§ GIVEN DATA:
'''
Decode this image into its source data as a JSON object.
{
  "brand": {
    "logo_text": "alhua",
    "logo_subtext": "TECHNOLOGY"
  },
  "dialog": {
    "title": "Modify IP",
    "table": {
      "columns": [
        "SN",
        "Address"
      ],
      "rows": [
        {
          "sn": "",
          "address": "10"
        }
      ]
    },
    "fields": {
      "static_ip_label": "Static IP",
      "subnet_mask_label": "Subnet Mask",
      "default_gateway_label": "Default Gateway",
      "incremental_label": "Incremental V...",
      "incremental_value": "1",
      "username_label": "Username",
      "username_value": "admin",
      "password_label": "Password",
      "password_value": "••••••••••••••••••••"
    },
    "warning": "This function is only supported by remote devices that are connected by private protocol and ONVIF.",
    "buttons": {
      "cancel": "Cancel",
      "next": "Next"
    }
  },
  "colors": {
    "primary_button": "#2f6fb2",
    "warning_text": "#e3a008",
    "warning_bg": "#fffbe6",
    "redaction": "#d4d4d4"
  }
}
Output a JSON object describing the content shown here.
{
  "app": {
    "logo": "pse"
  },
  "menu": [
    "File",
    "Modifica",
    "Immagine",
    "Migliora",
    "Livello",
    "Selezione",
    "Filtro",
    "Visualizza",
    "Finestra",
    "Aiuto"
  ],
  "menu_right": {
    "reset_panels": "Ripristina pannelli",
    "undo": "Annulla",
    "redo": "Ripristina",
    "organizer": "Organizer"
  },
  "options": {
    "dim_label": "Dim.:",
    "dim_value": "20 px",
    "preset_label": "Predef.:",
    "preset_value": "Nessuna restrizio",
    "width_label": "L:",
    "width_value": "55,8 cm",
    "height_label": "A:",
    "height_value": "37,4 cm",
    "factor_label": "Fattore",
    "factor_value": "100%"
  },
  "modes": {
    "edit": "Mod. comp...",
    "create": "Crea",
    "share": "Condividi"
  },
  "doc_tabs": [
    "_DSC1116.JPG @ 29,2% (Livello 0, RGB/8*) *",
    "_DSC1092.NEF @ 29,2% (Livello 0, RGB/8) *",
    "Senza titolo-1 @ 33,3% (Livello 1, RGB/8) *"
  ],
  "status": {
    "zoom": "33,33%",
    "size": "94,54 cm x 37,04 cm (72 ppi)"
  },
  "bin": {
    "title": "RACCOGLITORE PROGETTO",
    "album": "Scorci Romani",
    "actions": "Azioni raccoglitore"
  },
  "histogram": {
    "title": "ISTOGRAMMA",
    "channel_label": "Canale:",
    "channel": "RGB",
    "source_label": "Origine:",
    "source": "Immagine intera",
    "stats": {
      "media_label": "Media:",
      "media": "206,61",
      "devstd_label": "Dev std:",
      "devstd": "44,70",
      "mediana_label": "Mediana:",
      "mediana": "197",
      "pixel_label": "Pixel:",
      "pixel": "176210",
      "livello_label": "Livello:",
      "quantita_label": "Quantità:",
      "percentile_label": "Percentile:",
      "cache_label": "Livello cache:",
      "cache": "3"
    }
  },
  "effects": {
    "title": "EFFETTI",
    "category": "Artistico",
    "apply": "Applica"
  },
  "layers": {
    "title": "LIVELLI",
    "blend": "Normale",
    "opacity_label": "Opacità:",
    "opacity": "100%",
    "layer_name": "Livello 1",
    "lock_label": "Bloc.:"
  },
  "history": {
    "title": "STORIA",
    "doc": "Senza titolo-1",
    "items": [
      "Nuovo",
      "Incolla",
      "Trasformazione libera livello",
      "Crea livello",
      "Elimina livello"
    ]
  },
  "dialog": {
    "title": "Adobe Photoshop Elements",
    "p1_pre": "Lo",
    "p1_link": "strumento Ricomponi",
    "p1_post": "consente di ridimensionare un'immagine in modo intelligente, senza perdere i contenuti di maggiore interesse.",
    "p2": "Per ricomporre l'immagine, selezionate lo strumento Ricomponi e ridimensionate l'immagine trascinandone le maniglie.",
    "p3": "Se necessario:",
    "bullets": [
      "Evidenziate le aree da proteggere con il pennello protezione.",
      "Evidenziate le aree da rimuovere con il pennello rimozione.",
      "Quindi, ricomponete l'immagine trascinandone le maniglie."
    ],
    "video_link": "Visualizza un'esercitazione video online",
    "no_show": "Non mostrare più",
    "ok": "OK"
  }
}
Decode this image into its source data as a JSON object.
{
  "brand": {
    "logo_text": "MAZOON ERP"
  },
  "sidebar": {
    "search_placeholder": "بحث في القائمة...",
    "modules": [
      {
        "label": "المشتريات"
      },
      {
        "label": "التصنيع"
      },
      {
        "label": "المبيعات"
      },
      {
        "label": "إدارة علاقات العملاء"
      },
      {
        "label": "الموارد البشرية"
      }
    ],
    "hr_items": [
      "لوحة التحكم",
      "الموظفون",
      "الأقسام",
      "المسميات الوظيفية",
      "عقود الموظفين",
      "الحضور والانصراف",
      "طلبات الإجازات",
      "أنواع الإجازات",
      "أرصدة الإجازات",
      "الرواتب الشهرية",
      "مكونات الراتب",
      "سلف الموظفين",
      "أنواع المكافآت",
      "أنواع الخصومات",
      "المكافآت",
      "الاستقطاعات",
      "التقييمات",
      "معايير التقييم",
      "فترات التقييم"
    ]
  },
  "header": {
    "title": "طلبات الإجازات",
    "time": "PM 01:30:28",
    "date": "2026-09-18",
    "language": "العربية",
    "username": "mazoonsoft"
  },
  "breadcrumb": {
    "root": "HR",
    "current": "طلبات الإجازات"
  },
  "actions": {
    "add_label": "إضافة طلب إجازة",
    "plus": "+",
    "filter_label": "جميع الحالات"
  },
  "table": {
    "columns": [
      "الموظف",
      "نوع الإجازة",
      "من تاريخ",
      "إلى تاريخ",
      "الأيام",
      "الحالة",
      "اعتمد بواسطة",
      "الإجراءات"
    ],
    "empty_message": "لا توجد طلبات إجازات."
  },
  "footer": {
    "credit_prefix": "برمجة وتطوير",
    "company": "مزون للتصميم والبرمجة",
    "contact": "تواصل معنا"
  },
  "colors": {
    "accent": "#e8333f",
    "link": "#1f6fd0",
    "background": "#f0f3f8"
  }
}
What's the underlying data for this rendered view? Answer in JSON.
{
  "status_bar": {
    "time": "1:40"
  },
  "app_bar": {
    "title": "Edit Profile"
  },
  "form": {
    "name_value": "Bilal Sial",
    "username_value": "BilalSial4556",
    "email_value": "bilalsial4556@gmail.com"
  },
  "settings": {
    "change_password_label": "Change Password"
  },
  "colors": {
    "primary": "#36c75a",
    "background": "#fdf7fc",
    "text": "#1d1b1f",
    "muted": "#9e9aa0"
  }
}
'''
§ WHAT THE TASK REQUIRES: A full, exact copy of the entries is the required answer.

§ EXERCISE RESULT:
Decode this image into its source data as a JSON object.
{
  "brand": {
    "logo_text": "alhua",
    "logo_subtext": "TECHNOLOGY"
  },
  "dialog": {
    "title": "Modify IP",
    "table": {
      "columns": [
        "SN",
        "Address"
      ],
      "rows": [
        {
          "sn": "",
          "address": "10"
        }
      ]
    },
    "fields": {
      "static_ip_label": "Static IP",
      "subnet_mask_label": "Subnet Mask",
      "default_gateway_label": "Default Gateway",
      "incremental_label": "Incremental V...",
      "incremental_value": "1",
      "username_label": "Username",
      "username_value": "admin",
      "password_label": "Password",
      "password_value": "••••••••••••••••••••"
    },
    "warning": "This function is only supported by remote devices that are connected by private protocol and ONVIF.",
    "buttons": {
      "cancel": "Cancel",
      "next": "Next"
    }
  },
  "colors": {
    "primary_button": "#2f6fb2",
    "warning_text": "#e3a008",
    "warning_bg": "#fffbe6",
    "redaction": "#d4d4d4"
  }
}
Output a JSON object describing the content shown here.
{
  "app": {
    "logo": "pse"
  },
  "menu": [
    "File",
    "Modifica",
    "Immagine",
    "Migliora",
    "Livello",
    "Selezione",
    "Filtro",
    "Visualizza",
    "Finestra",
    "Aiuto"
  ],
  "menu_right": {
    "reset_panels": "Ripristina pannelli",
    "undo": "Annulla",
    "redo": "Ripristina",
    "organizer": "Organizer"
  },
  "options": {
    "dim_label": "Dim.:",
    "dim_value": "20 px",
    "preset_label": "Predef.:",
    "preset_value": "Nessuna restrizio",
    "width_label": "L:",
    "width_value": "55,8 cm",
    "height_label": "A:",
    "height_value": "37,4 cm",
    "factor_label": "Fattore",
    "factor_value": "100%"
  },
  "modes": {
    "edit": "Mod. comp...",
    "create": "Crea",
    "share": "Condividi"
  },
  "doc_tabs": [
    "_DSC1116.JPG @ 29,2% (Livello 0, RGB/8*) *",
    "_DSC1092.NEF @ 29,2% (Livello 0, RGB/8) *",
    "Senza titolo-1 @ 33,3% (Livello 1, RGB/8) *"
  ],
  "status": {
    "zoom": "33,33%",
    "size": "94,54 cm x 37,04 cm (72 ppi)"
  },
  "bin": {
    "title": "RACCOGLITORE PROGETTO",
    "album": "Scorci Romani",
    "actions": "Azioni raccoglitore"
  },
  "histogram": {
    "title": "ISTOGRAMMA",
    "channel_label": "Canale:",
    "channel": "RGB",
    "source_label": "Origine:",
    "source": "Immagine intera",
    "stats": {
      "media_label": "Media:",
      "media": "206,61",
      "devstd_label": "Dev std:",
      "devstd": "44,70",
      "mediana_label": "Mediana:",
      "mediana": "197",
      "pixel_label": "Pixel:",
      "pixel": "176210",
      "livello_label": "Livello:",
      "quantita_label": "Quantità:",
      "percentile_label": "Percentile:",
      "cache_label": "Livello cache:",
      "cache": "3"
    }
  },
  "effects": {
    "title": "EFFETTI",
    "category": "Artistico",
    "apply": "Applica"
  },
  "layers": {
    "title": "LIVELLI",
    "blend": "Normale",
    "opacity_label": "Opacità:",
    "opacity": "100%",
    "layer_name": "Livello 1",
    "lock_label": "Bloc.:"
  },
  "history": {
    "title": "STORIA",
    "doc": "Senza titolo-1",
    "items": [
      "Nuovo",
      "Incolla",
      "Trasformazione libera livello",
      "Crea livello",
      "Elimina livello"
    ]
  },
  "dialog": {
    "title": "Adobe Photoshop Elements",
    "p1_pre": "Lo",
    "p1_link": "strumento Ricomponi",
    "p1_post": "consente di ridimensionare un'immagine in modo intelligente, senza perdere i contenuti di maggiore interesse.",
    "p2": "Per ricomporre l'immagine, selezionate lo strumento Ricomponi e ridimensionate l'immagine trascinandone le maniglie.",
    "p3": "Se necessario:",
    "bullets": [
      "Evidenziate le aree da proteggere con il pennello protezione.",
      "Evidenziate le aree da rimuovere con il pennello rimozione.",
      "Quindi, ricomponete l'immagine trascinandone le maniglie."
    ],
    "video_link": "Visualizza un'esercitazione video online",
    "no_show": "Non mostrare più",
    "ok": "OK"
  }
}
Decode this image into its source data as a JSON object.
{
  "brand": {
    "logo_text": "MAZOON ERP"
  },
  "sidebar": {
    "search_placeholder": "بحث في القائمة...",
    "modules": [
      {
        "label": "المشتريات"
      },
      {
        "label": "التصنيع"
      },
      {
        "label": "المبيعات"
      },
      {
        "label": "إدارة علاقات العملاء"
      },
      {
        "label": "الموارد البشرية"
      }
    ],
    "hr_items": [
      "لوحة التحكم",
      "الموظفون",
      "الأقسام",
      "المسميات الوظيفية",
      "عقود الموظفين",
      "الحضور والانصراف",
      "طلبات الإجازات",
      "أنواع الإجازات",
      "أرصدة الإجازات",
      "الرواتب الشهرية",
      "مكونات الراتب",
      "سلف الموظفين",
      "أنواع المكافآت",
      "أنواع الخصومات",
      "المكافآت",
      "الاستقطاعات",
      "التقييمات",
      "معايير التقييم",
      "فترات التقييم"
    ]
  },
  "header": {
    "title": "طلبات الإجازات",
    "time": "PM 01:30:28",
    "date": "2026-09-18",
    "language": "العربية",
    "username": "mazoonsoft"
  },
  "breadcrumb": {
    "root": "HR",
    "current": "طلبات الإجازات"
  },
  "actions": {
    "add_label": "إضافة طلب إجازة",
    "plus": "+",
    "filter_label": "جميع الحالات"
  },
  "table": {
    "columns": [
      "الموظف",
      "نوع الإجازة",
      "من تاريخ",
      "إلى تاريخ",
      "الأيام",
      "الحالة",
      "اعتمد بواسطة",
      "الإجراءات"
    ],
    "empty_message": "لا توجد طلبات إجازات."
  },
  "footer": {
    "credit_prefix": "برمجة وتطوير",
    "company": "مزون للتصميم والبرمجة",
    "contact": "تواصل معنا"
  },
  "colors": {
    "accent": "#e8333f",
    "link": "#1f6fd0",
    "background": "#f0f3f8"
  }
}
What's the underlying data for this rendered view? Answer in JSON.
{
  "status_bar": {
    "time": "1:40"
  },
  "app_bar": {
    "title": "Edit Profile"
  },
  "form": {
    "name_value": "Bilal Sial",
    "username_value": "BilalSial4556",
    "email_value": "bilalsial4556@gmail.com"
  },
  "settings": {
    "change_password_label": "Change Password"
  },
  "colors": {
    "primary": "#36c75a",
    "background": "#fdf7fc",
    "text": "#1d1b1f",
    "muted": "#9e9aa0"
  }
}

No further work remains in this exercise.